Here are two recent examples of the type of biological function that I am talking about, and that appear to embody quantized function. The first comes from the latest issue of Science, an article titled "Scaffolding Proteins--More than Meets the Eye" by Gary Johnson, Science, vol 295, 15 Feb 2002. In this review of the latest research, Johnson describes a new signalling pathway by which a mitogen-activeated protein kinase (MAPK) is activated by a scaffolding protein in the cell. Apparently some sort of protein-protein interaction between scaffolding protein and kindase allows the MAPK to become activated in an entirely novel way. This proten-protein interaction is precisely the sort of interaction that is going to be quantized, because only when the two proteins achieve the proper folds relative to each other will they be able to interact to produce a signal (in this case, activation of the MAPK). The function is holistic; it's an all-or-none phenomenon. [And, I might add, the changes that produce that function are highly coupled.]
Another recent example is from the latest issue of Nature , titled "Mechanism of force generation by myosin heads in skeletal muscle" (Nature, February 7, 2002, Volume 415, Issue 6872, pp. 659-662). In this study the researchers examined the mechanism of myosin-actin force-generating interactions in muscle fibers. They found that specific conformation alterations in the myosin head are essential to the generation of force. Here again the function will be quantized; imagine a myosin protein evolving to fit a (pre-existing) actin filament. There is no way to gradually approach the function. Multiple parts of the protein must be coordinated to achive stable folding capable of binding specifically to actin and capable of transducing energy from ATP to a pulling motion. [Thus, in this case too the function will require coupled, coordinated changes that provide no selective advantage until they are all present.]
As a final note, we would like to link the MESA program explicitly with biological reality by estimating how much information is in those coupled changes and how much information is contained in biologically coupled mutations. If we find that the amount of coupling in biology is far beyond what is reasonable to achieve in the MESA algorithm (by requiring too may generations to have reasonably existed in the history of the earth), we will have posed a serious challenge to a Darwinian explanation of these structures.

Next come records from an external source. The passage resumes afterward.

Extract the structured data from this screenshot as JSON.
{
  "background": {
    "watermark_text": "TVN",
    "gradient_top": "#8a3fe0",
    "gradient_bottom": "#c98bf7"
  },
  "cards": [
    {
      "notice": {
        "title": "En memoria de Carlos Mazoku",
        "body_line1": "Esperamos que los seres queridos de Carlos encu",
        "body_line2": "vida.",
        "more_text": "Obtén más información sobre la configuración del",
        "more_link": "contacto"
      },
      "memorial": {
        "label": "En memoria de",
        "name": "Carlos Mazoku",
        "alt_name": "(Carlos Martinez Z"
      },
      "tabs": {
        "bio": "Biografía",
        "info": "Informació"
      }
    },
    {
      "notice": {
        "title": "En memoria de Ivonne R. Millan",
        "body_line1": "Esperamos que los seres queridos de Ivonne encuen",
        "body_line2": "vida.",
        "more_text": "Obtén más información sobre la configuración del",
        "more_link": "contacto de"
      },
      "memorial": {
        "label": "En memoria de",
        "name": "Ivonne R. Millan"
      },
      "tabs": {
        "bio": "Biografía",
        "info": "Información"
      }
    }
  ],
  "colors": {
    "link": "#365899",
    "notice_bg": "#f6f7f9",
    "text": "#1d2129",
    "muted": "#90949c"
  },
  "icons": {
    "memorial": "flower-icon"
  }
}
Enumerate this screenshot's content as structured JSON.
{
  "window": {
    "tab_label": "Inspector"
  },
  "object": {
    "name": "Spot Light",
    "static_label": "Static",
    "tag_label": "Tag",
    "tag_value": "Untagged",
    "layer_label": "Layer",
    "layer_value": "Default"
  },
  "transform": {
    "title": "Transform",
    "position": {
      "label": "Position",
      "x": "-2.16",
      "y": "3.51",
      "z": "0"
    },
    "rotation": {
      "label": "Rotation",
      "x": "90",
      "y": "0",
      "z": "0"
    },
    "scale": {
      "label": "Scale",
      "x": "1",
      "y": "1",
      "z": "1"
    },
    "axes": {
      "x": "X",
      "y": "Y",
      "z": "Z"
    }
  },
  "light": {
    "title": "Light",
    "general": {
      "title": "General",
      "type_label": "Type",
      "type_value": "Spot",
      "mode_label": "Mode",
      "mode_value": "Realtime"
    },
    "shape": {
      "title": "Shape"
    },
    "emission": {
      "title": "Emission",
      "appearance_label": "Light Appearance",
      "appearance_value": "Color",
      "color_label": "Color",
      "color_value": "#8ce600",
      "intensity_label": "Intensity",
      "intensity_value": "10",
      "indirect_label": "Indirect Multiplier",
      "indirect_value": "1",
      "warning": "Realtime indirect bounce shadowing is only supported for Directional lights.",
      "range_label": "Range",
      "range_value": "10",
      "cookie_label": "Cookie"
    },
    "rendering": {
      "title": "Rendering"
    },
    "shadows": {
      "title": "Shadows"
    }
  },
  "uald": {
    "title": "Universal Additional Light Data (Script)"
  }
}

So, how much information is contained in a bit versus an amino acid? Well, information is defined in terms of what is ruled out, or excluded, by that piece of information. So a bit is a choce between two options. Likewise, an amino acid is a choice between 20 options (there are 20 amino acids used in proteins). So, it seems to me that an amino acid contains roughly 10 times the amount of information in a single bit. So if we find that an evolutionary algorithm can "solve" a coupling of 20 bits but not 30 bits, that corresponds to roughly 2 or 3 amino acids, respectively. This seems to be what we've found just in informal tests: it is difficult but possible to solve a 20 bit coupling (with many millions of generations) and 30 bits has proved extremely difficult to solve; one simulation found it in several million generations but another computer has been running for 3 days straight and hasn't come to a solution yet. Now, many active sites on proteins comprise at least 5-10 amino acids that are required for function and are highly conserved. Thus, it seems that we may be finding the limits of what the Darwinian mechanism can do--and it seems to be falling short of what we see in biology.
[ 08 April 2002, 15:51: Message edited by: John Bracht ]